Some steps you could take to encourage your drivers to reduce fuel consumption are:
- Efficient route planning – ensure your drivers are taking the most fuel-efficient route possible. If you’re aware of areas that are prone to congestion, make sure drivers avoid using this route.
- Reduce load size – if it’s possible to reduce the load weight of a vehicle, this could save you a good amount of fuel in the long run. Encourage your drivers to keep personal and unnecessary items to a minimum.
- Reduce idling – if your drivers are sat in traffic or parked up for long periods of time, they should be encouraged to turn their engine off to reduce fuel expenditure.
Continuous Vehicle Inspections
Fleet managers must ensure that their vehicles are fit for driving. There are two types of inspections to view a vehicle’s roadworthiness:
- A daily walk-around vehicle inspection
- Regular safety inspection
A daily walk-around inspection consists of inspecting the vehicle before it is driven. The responsible individual will check for any faults or concerns and find a solution for them at the point of discovery.
Regular safety inspections are essential; the check-ups should occur separately to any routine maintenance or repair work. These regular inspections enable you to see early indications of problems, such as wear and tear or damage to the vehicle. This provides an opportunity to potentially spot any discrepancies which could become an issue later down the line and safeguard your drivers from any impending issues.

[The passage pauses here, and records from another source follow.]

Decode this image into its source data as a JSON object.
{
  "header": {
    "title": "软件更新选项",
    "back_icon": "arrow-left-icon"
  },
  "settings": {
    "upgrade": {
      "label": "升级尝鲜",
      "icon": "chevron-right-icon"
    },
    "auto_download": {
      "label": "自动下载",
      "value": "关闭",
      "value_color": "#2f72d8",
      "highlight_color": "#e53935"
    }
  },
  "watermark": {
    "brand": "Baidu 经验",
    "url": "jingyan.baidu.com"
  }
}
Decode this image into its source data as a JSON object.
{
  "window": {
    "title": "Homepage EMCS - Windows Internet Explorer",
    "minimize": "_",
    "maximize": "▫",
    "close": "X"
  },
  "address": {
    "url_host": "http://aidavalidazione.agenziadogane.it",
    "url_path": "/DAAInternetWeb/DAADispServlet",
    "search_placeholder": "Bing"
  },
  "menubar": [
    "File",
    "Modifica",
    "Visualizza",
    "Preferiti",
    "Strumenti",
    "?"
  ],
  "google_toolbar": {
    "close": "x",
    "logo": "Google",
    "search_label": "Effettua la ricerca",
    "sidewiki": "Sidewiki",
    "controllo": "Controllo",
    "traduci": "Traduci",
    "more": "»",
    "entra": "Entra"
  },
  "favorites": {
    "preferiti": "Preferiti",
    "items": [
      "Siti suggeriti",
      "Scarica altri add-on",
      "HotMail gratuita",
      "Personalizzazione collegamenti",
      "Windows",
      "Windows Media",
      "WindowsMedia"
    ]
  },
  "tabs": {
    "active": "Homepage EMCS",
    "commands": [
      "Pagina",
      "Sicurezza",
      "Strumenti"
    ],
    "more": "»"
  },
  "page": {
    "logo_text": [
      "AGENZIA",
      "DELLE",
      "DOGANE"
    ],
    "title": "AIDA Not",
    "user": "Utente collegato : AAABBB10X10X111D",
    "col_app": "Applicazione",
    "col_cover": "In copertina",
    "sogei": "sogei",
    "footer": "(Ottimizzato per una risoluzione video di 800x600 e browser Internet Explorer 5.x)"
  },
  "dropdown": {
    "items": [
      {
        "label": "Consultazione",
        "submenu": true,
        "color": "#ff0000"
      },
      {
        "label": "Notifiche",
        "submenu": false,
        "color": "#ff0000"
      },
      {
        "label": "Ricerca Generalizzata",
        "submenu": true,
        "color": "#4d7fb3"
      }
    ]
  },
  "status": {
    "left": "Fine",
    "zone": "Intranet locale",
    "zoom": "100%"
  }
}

There are different factors that determine the frequency of regular safety inspections:
- Age and type of the vehicle
- The load the vehicle is carrying
- The environment in which the vehicle will be operating
- The distance and speed the vehicle will be travelling at
Fleet managers are responsible for ensuring that the vehicles in their fleet are inspected often, and these checks may be required more frequently, particularly if a fleet is subject to long-distance routes or heavy loads.
When it comes to employee welfare, all aspects need to be covered. It may seem obvious, but the first factor to be considered, and commonly regarded as the most important, is eyesight. Due to this, the DVLA launched a national eyesight campaign, where drivers are encouraged to take the ‘number plate test’. This is highly important for driver safety.
All drivers must meet the minimum eyesight standards by law – being able to read a number plate from 20 metres is a fundamental part of this. The purpose of this campaign is to raise awareness about the importance of drivers having good eyesight, and also encourages those who are experiencing a reduction in their vision to see an optician. Whilst the fleet manager can remind their drivers of this requirement, it is also the driver’s responsibility to make the DVLA aware immediately, should they feel like their ability to drive is being compromised due to vision problems.
20 metres is around the same length of five cars parked end to end, around 26 steps for a man and approximately 33 steps for a woman. As a fleet manager, this test is just one of the many ways that you can encourage driver safety in your fleet.
Importance of Maintaining an Effective Fleet
Communication is an incredibly important aspect of being a fleet manager, not only in helping day-to-day responsibilities run smoothly and efficiently, but by also helping to find effective solutions for you and your business.
For example, if you have a team that is aware of their daily duties, potentially through a quick meeting each morning, and a fleet of vehicles that shows no sign of damage or imminent breakdowns, time and money can be saved. Opening up a dialogue with your team ensures that any issues can be identified earlier, and ideally be prevented. Ensuring that your drivers are aware that it is as much their responsibility to raise any queries with their designated vehicle can be incredibly beneficial. Communication, when paired with supporting technology such as a fuel monitoring system, can ensure that your fleet will be continuously operating at its most efficient.